▼

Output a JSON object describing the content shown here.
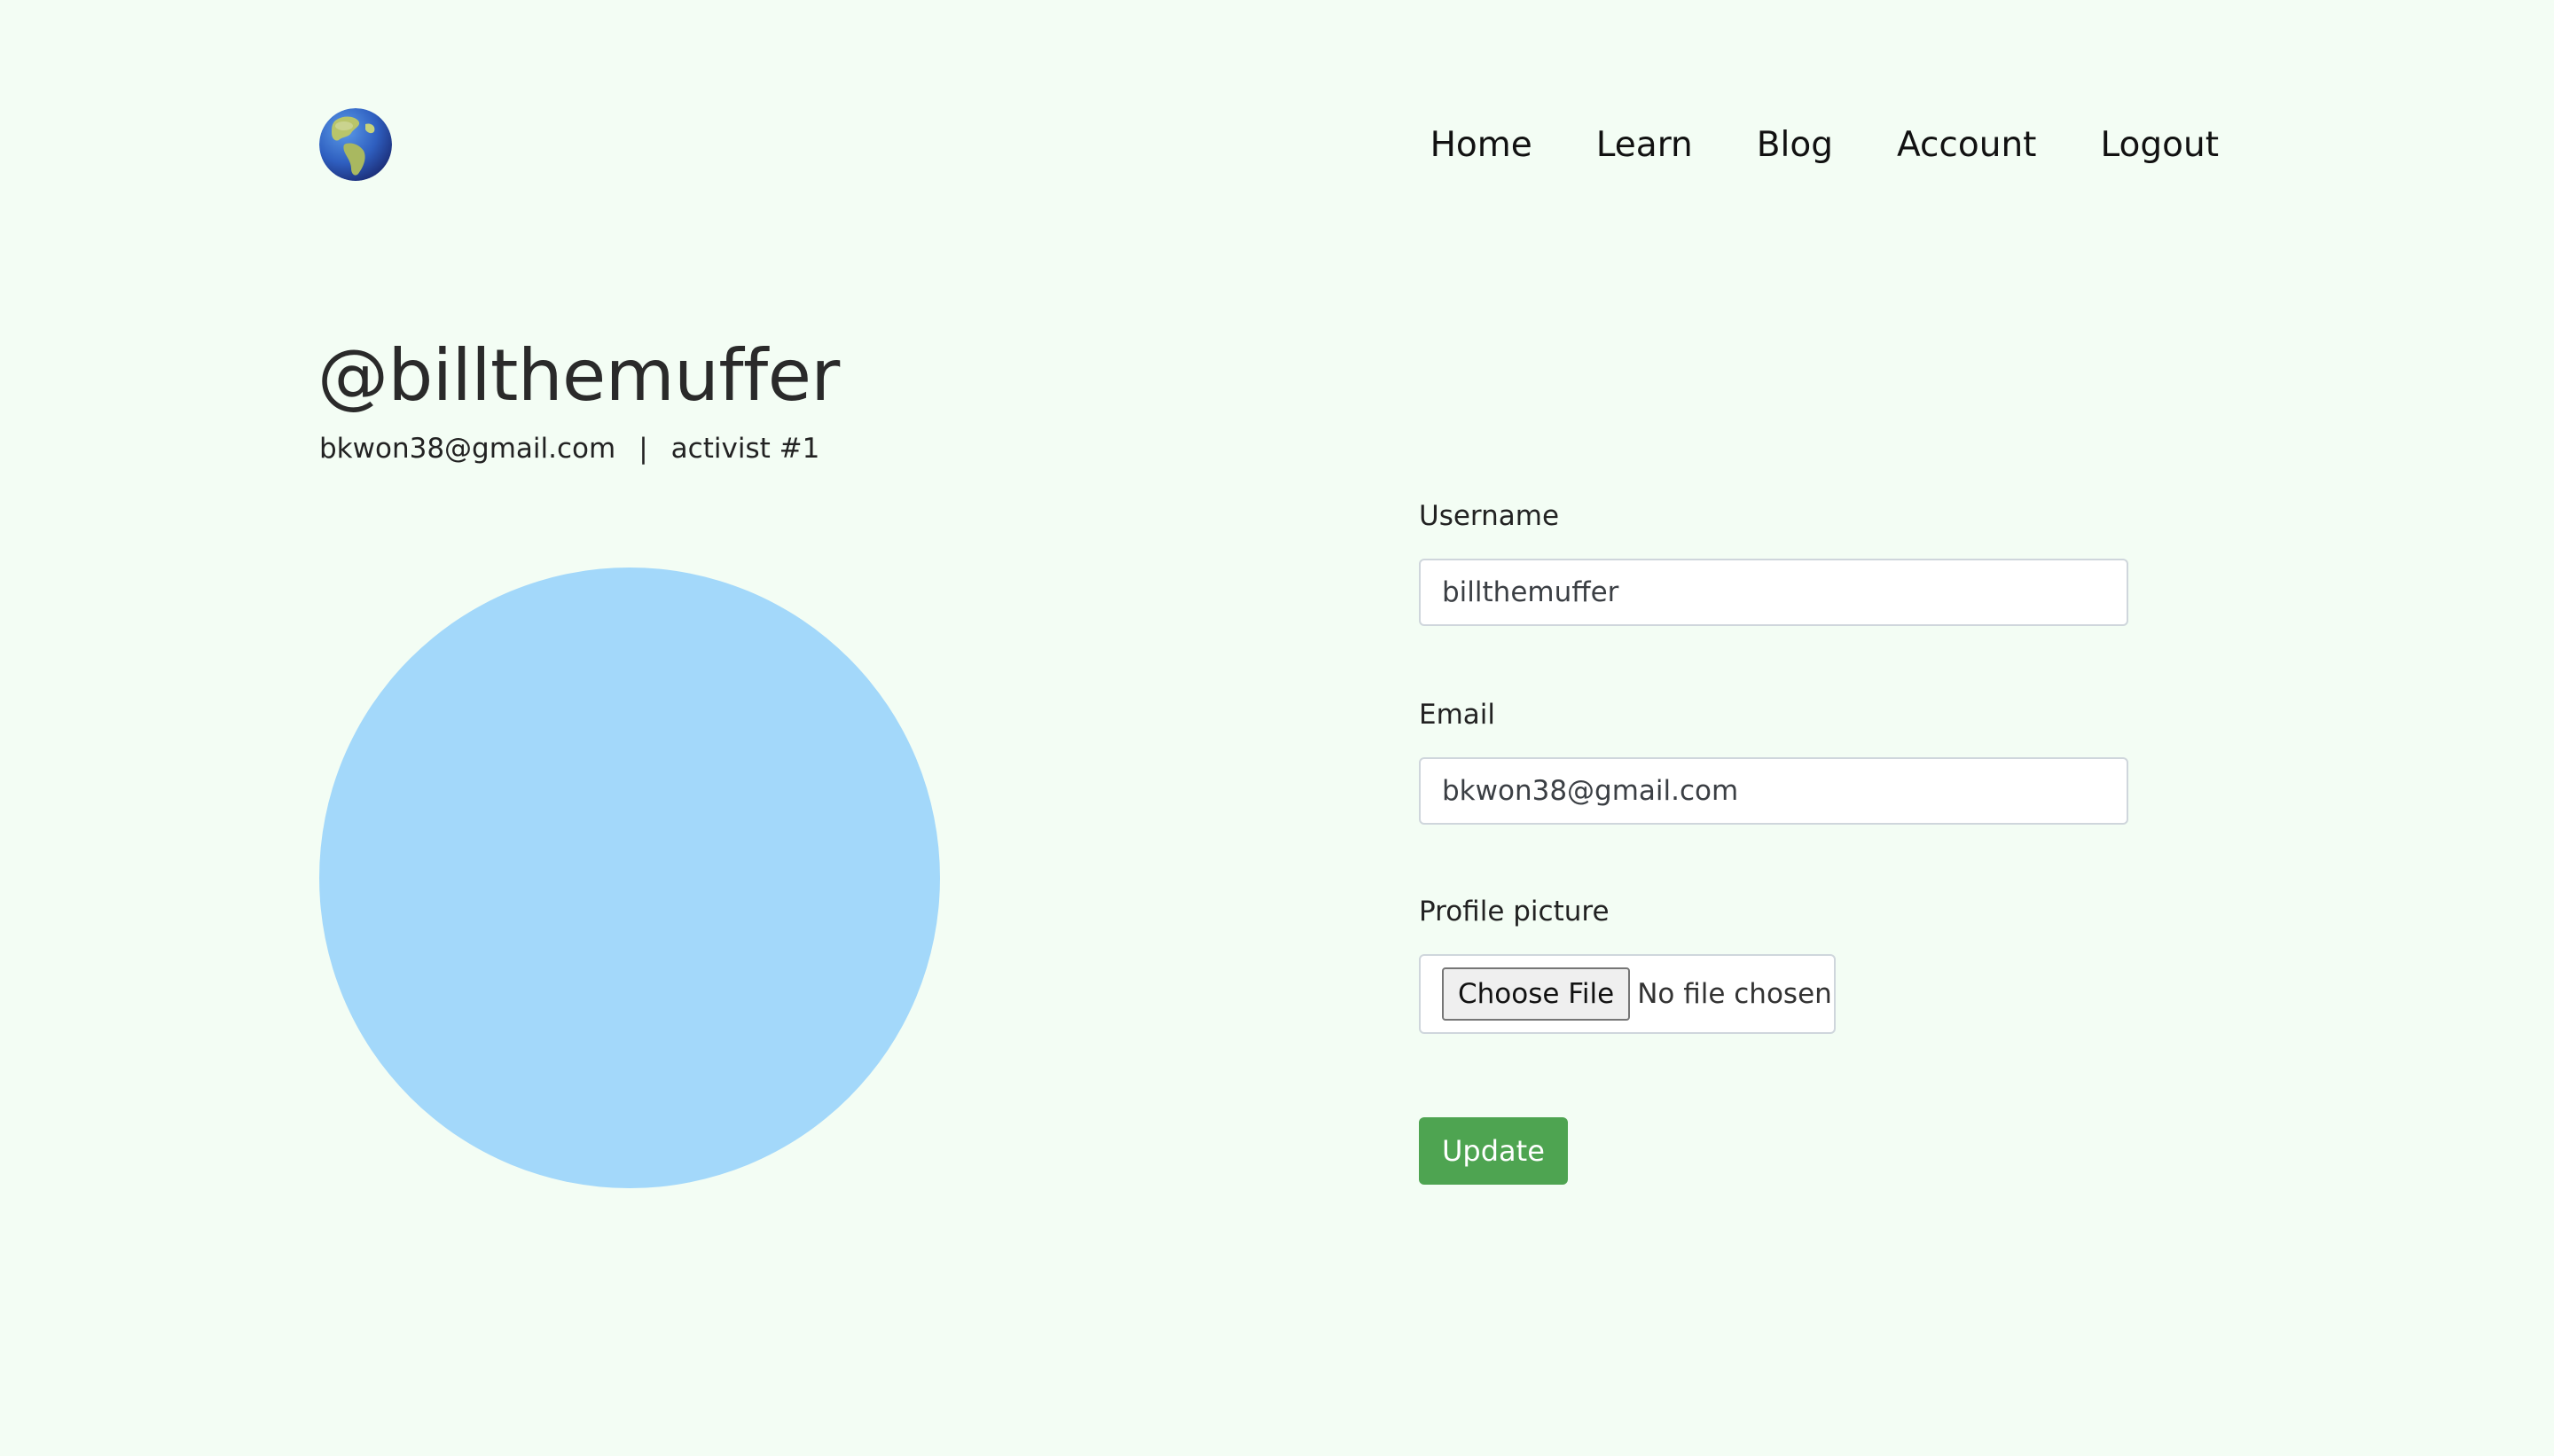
{
  "header": {
    "logo_icon": "globe-americas-icon",
    "nav": [
      {
        "label": "Home"
      },
      {
        "label": "Learn"
      },
      {
        "label": "Blog"
      },
      {
        "label": "Account"
      },
      {
        "label": "Logout"
      }
    ]
  },
  "profile": {
    "handle": "@billthemuffer",
    "email": "bkwon38@gmail.com",
    "separator": "|",
    "rank": "activist #1",
    "avatar_color": "#a3d8fa"
  },
  "form": {
    "username_label": "Username",
    "username_value": "billthemuffer",
    "email_label": "Email",
    "email_value": "bkwon38@gmail.com",
    "picture_label": "Profile picture",
    "choose_file_label": "Choose File",
    "no_file_text": "No file chosen",
    "update_label": "Update",
    "update_color": "#4ea451"
  },
  "colors": {
    "background": "#f3fdf4"
  }
}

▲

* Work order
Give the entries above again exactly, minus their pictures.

* Output
Output a JSON object describing the content shown here.
{
  "header": {
    "logo_icon": "globe-americas-icon",
    "nav": [
      {
        "label": "Home"
      },
      {
        "label": "Learn"
      },
      {
        "label": "Blog"
      },
      {
        "label": "Account"
      },
      {
        "label": "Logout"
      }
    ]
  },
  "profile": {
    "handle": "@billthemuffer",
    "email": "bkwon38@gmail.com",
    "separator": "|",
    "rank": "activist #1",
    "avatar_color": "#a3d8fa"
  },
  "form": {
    "username_label": "Username",
    "username_value": "billthemuffer",
    "email_label": "Email",
    "email_value": "bkwon38@gmail.com",
    "picture_label": "Profile picture",
    "choose_file_label": "Choose File",
    "no_file_text": "No file chosen",
    "update_label": "Update",
    "update_color": "#4ea451"
  },
  "colors": {
    "background": "#f3fdf4"
  }
}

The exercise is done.